Notwithstanding this, Red Bull is extremely confident about the prospects for the energy category, stating: “Red Bull has ambitious plans for growth and is well-positioned to continue the momentum that has led to the brand’s dominance of dollar share within the category.
“Energy is the fastest growing category within beverage, and Red Bull is delivering the most incremental dollar sales to the energy drink category, and investing more into the category than any other player. The energy drink category and Red Bull have a bright future as the category is still in its infancy.” NBJ forecasts $11 billion in energy drink sales by 2015, 50% growth over 2011 levels.
But with the big brands so dominant in energy, how can upstarts grab a piece of the action? Price differentiation is one way. 5-Hour Energy’s Lutz acknowledges that there has been an influx of cheaper energy shots into the market attempting to undercut its top-bracket price positioning, but argues that this strategy is in vain.
“We are seeing rival energy shots enter the market promoting pricing options as low as 99 cents,” she says. “5–Hour Energy was introduced to the market in 2004 as a premium product, which allowed us to establish our brand and a growing, loyal following. Consumers understand why 5-Hour Energy is priced at a premium, and they view low-cost options as inferior products.”
Brand differentiation—such as that embraced by Sambazon—is another approach in the face of more competing natural products from the entrenched leaders. On Point Energy’s Wynant says the fact his company donates 40% of its profits to charities that work with servicemen and veterans provides a unique selling point for his energy shot.
Says Wynant: “If I have two different products to choose from and they both do exactly the same thing, but one of them takes 100% of the profits and lines their pockets with it and one of them takes 40% of their profits and gives it back to organizations that support troops and veterans, it’s an easy choice.”

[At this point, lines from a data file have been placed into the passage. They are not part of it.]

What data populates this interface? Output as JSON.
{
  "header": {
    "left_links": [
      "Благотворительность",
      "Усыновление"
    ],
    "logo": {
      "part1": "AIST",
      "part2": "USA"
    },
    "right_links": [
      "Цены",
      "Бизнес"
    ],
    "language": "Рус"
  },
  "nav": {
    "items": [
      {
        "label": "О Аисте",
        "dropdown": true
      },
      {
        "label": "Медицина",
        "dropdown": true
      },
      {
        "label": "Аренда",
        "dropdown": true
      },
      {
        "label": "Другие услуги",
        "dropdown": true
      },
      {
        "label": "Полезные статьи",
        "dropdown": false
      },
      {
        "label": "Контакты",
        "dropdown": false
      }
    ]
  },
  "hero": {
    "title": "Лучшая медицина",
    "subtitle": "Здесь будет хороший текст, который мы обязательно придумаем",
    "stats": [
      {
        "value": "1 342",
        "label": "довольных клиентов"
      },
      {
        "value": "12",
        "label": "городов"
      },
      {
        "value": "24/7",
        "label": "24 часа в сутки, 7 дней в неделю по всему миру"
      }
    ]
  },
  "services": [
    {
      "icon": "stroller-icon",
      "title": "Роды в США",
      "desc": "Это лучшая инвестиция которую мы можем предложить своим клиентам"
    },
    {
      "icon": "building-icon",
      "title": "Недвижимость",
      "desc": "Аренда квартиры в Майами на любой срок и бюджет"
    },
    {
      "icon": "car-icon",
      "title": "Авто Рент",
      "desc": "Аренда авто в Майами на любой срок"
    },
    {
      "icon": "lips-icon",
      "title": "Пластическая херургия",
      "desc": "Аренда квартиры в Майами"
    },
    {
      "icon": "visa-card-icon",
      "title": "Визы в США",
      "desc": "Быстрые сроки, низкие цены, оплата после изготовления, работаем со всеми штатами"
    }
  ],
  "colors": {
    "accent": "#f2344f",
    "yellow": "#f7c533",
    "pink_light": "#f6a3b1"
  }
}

Mellentin agrees that differentiation is the way forward. “Go after women and older consumers, not the over-served young male market,” he says, adding this warning: “Don’t make your product look like a classic energy drink or shot. Remember that the people you are targeting are rejecters of that category, so why would you give them visual cues for a product type they don’t want?”